Finally, from a tools and platform view, there are two up-and-coming packages that should be mentioned: js-sys and web-sys. Their purpose is to be fundamental building blocks that exposes the browser’s APIs to Rust. If you’re interested in building an app framework from scratch, these should give you the most flexibility. I didn’t touch either in my research, though I expect them to be essential long-term.

So there’s a lot in play from the Rust side of things, and it’s just going to take some time to figure out what works and what doesn’t.

Issue the Third: Known Unknowns

Alright, so after I managed to get an application started, I stopped there. It was a good deal of effort to chain together even a proof of concept, and at this point I’d rather learn Typescript than keep trying to maintain an incredibly brittle pipeline. Blasphemy, I know…

The important point I want to make is that there’s a lot unknown about how any of this holds up outside proofs of concept. Things I didn’t attempt:

  • Testing
  • Packaging
  • Updates
  • Literally anything related to why I wanted to use Electron in the first place

What it Would Take

Much as I don’t like Javascript, the tools are too shaky for me to recommend mixing Electron and WASM at the moment. There’s a lot of innovation happening, so who knows? Someone might have an application in production a couple months from now. But at the moment, I’m personally going to stay away.

Let’s finish with a wishlist then - here are the things that I think need to happen before Electron/WASM/Rust can become a thing:

  • Webpack still needs some updates. The necessary work is in progress, but hasn’t landed yet (#7983)
  • Browser API libraries (web-sys and stdweb) need to make sure they can support running in Electron (see module error above)
  • Projects need to stabilize.

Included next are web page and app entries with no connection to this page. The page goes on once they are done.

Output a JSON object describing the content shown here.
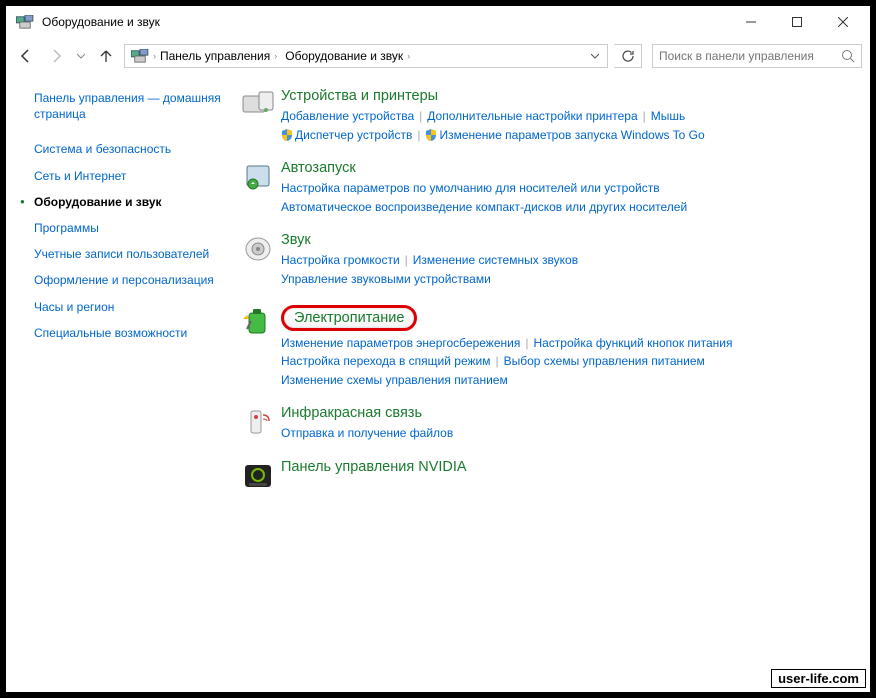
{
  "window": {
    "title": "Оборудование и звук"
  },
  "breadcrumb": {
    "root": "Панель управления",
    "current": "Оборудование и звук"
  },
  "search": {
    "placeholder": "Поиск в панели управления"
  },
  "sidebar": {
    "home": "Панель управления — домашняя страница",
    "items": [
      "Система и безопасность",
      "Сеть и Интернет",
      "Оборудование и звук",
      "Программы",
      "Учетные записи пользователей",
      "Оформление и персонализация",
      "Часы и регион",
      "Специальные возможности"
    ],
    "current_index": 2
  },
  "groups": [
    {
      "title": "Устройства и принтеры",
      "links": [
        "Добавление устройства",
        "Дополнительные настройки принтера",
        "Мышь"
      ],
      "links2": [
        "Диспетчер устройств",
        "Изменение параметров запуска Windows To Go"
      ],
      "shield2": [
        true,
        true
      ]
    },
    {
      "title": "Автозапуск",
      "links": [
        "Настройка параметров по умолчанию для носителей или устройств"
      ],
      "links2": [
        "Автоматическое воспроизведение компакт-дисков или других носителей"
      ]
    },
    {
      "title": "Звук",
      "links": [
        "Настройка громкости",
        "Изменение системных звуков"
      ],
      "links2": [
        "Управление звуковыми устройствами"
      ]
    },
    {
      "title": "Электропитание",
      "highlighted": true,
      "links": [
        "Изменение параметров энергосбережения",
        "Настройка функций кнопок питания"
      ],
      "links2": [
        "Настройка перехода в спящий режим",
        "Выбор схемы управления питанием"
      ],
      "links3": [
        "Изменение схемы управления питанием"
      ]
    },
    {
      "title": "Инфракрасная связь",
      "links": [
        "Отправка и получение файлов"
      ]
    },
    {
      "title": "Панель управления NVIDIA",
      "links": []
    }
  ],
  "watermark": "user-life.com"
}
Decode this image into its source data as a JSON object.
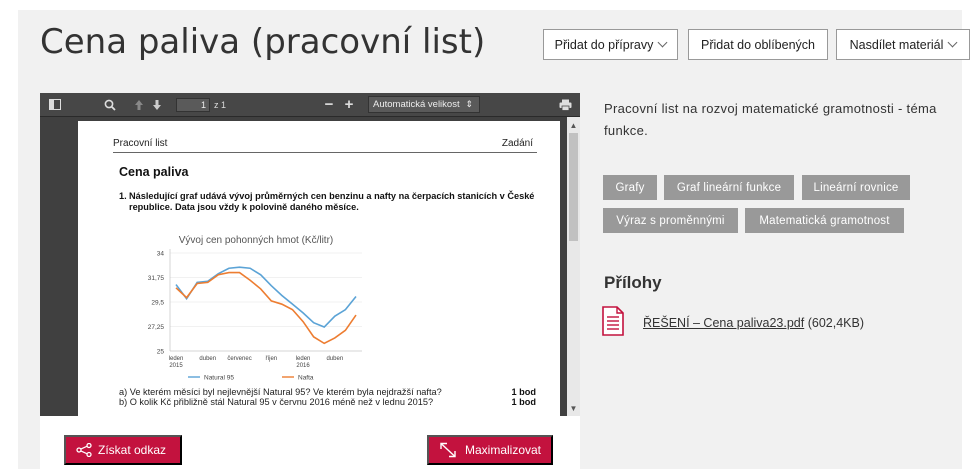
{
  "page": {
    "title": "Cena paliva (pracovní list)"
  },
  "actions": {
    "add_prep": "Přidat do přípravy",
    "add_fav": "Přidat do oblíbených",
    "share": "Nasdílet materiál"
  },
  "viewer": {
    "page_number": "1",
    "page_of": "z 1",
    "zoom_label": "Automatická velikost",
    "doc": {
      "header_left": "Pracovní list",
      "header_right": "Zadání",
      "title": "Cena paliva",
      "q1_num": "1.",
      "q1_line1": "Následující graf udává vývoj průměrných cen benzinu a nafty na čerpacích stanicích v České",
      "q1_line2": "republice. Data jsou vždy k polovině daného měsíce.",
      "qa": "a) Ve kterém měsíci byl nejlevnější Natural 95? Ve kterém byla nejdražší nafta?",
      "qa_pts": "1 bod",
      "qb": "b) O kolik Kč přibližně stál Natural 95 v červnu 2016 méně než v lednu 2015?",
      "qb_pts": "1 bod"
    }
  },
  "chart_data": {
    "type": "line",
    "title": "Vývoj cen pohonných hmot (Kč/litr)",
    "x_tick_labels": [
      "leden 2015",
      "duben",
      "červenec",
      "říjen",
      "leden 2016",
      "duben"
    ],
    "x": [
      1,
      2,
      3,
      4,
      5,
      6,
      7,
      8,
      9,
      10,
      11,
      12,
      13,
      14,
      15,
      16,
      17,
      18
    ],
    "ylim": [
      25,
      34
    ],
    "yticks": [
      "34",
      "31,75",
      "29,5",
      "27,25",
      "25"
    ],
    "series": [
      {
        "name": "Natural 95",
        "color": "#5ba3d6",
        "values": [
          31.1,
          29.8,
          31.3,
          31.4,
          32.1,
          32.6,
          32.7,
          32.6,
          32.0,
          31.0,
          30.1,
          29.3,
          28.5,
          27.6,
          27.2,
          28.2,
          28.8,
          30.0
        ]
      },
      {
        "name": "Nafta",
        "color": "#ed7d31",
        "values": [
          30.8,
          29.9,
          31.2,
          31.3,
          32.0,
          32.2,
          32.2,
          31.5,
          30.7,
          29.6,
          29.3,
          28.8,
          27.7,
          26.3,
          25.7,
          26.2,
          26.9,
          28.3
        ]
      }
    ],
    "grid": true,
    "legend": "bottom"
  },
  "bottom": {
    "get_link": "Získat odkaz",
    "maximize": "Maximalizovat"
  },
  "side": {
    "description": "Pracovní list na rozvoj matematické gramotnosti - téma funkce.",
    "tags": [
      "Grafy",
      "Graf lineární funkce",
      "Lineární rovnice",
      "Výraz s proměnnými",
      "Matematická gramotnost"
    ],
    "attachments_title": "Přílohy",
    "attachment_name": "ŘEŠENÍ – Cena paliva23.pdf",
    "attachment_size": "(602,4KB)"
  },
  "colors": {
    "accent": "#c3123e",
    "tag_bg": "#999999",
    "panel_bg": "#f1f1f1"
  }
}
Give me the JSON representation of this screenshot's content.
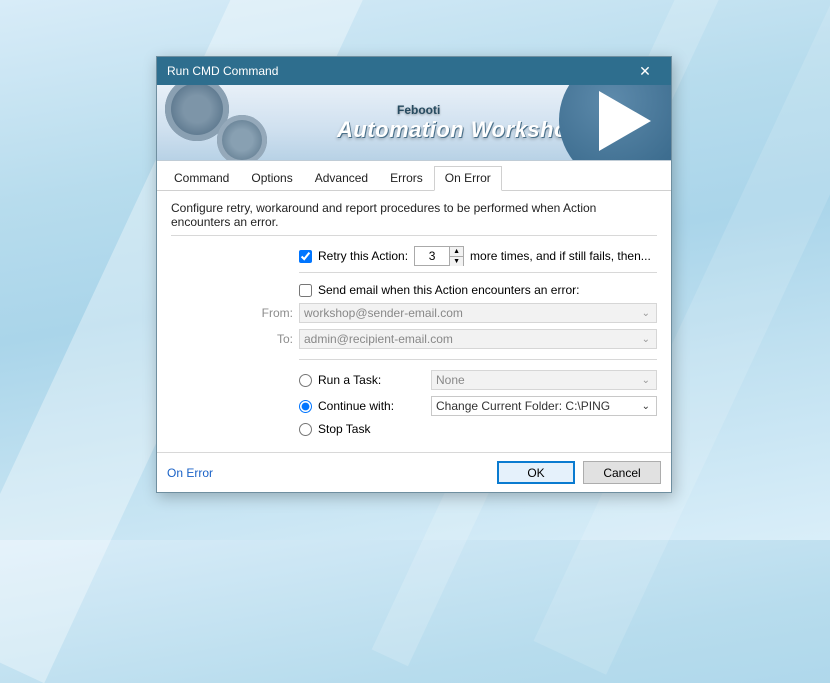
{
  "window": {
    "title": "Run CMD Command"
  },
  "banner": {
    "brand_small": "Febooti",
    "brand_big": "Automation Workshop"
  },
  "tabs": [
    "Command",
    "Options",
    "Advanced",
    "Errors",
    "On Error"
  ],
  "active_tab": 4,
  "description": "Configure retry, workaround and report procedures to be performed when Action encounters an error.",
  "retry": {
    "checkbox_label": "Retry this Action:",
    "checked": true,
    "count": "3",
    "suffix": "more times, and if still fails, then..."
  },
  "email": {
    "checkbox_label": "Send email when this Action encounters an error:",
    "checked": false,
    "from_label": "From:",
    "from_value": "workshop@sender-email.com",
    "to_label": "To:",
    "to_value": "admin@recipient-email.com"
  },
  "radios": {
    "run_task": {
      "label": "Run a Task:",
      "checked": false,
      "value": "None"
    },
    "continue_with": {
      "label": "Continue with:",
      "checked": true,
      "value": "Change Current Folder: C:\\PING"
    },
    "stop_task": {
      "label": "Stop Task",
      "checked": false
    }
  },
  "footer": {
    "help": "On Error",
    "ok": "OK",
    "cancel": "Cancel"
  }
}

There’s talk of stdweb being turned into a Rust API on top of web-sys, and percy moving to web-sys, both of which are big changes
  • wasm-bindgen is great, but still in the “move fast and break things” phase
  • A good “boilerplate” app would dramatically simplify the start-up costs; electron-react-boilerplate comes to mind as a good project to imitate
  • More blog posts/contributors! I think Electron + Rust could be cool, but I have no idea what I’m doing

« Primitives in Rust are Weird (and Cool)
A Case Study in Heaptrack »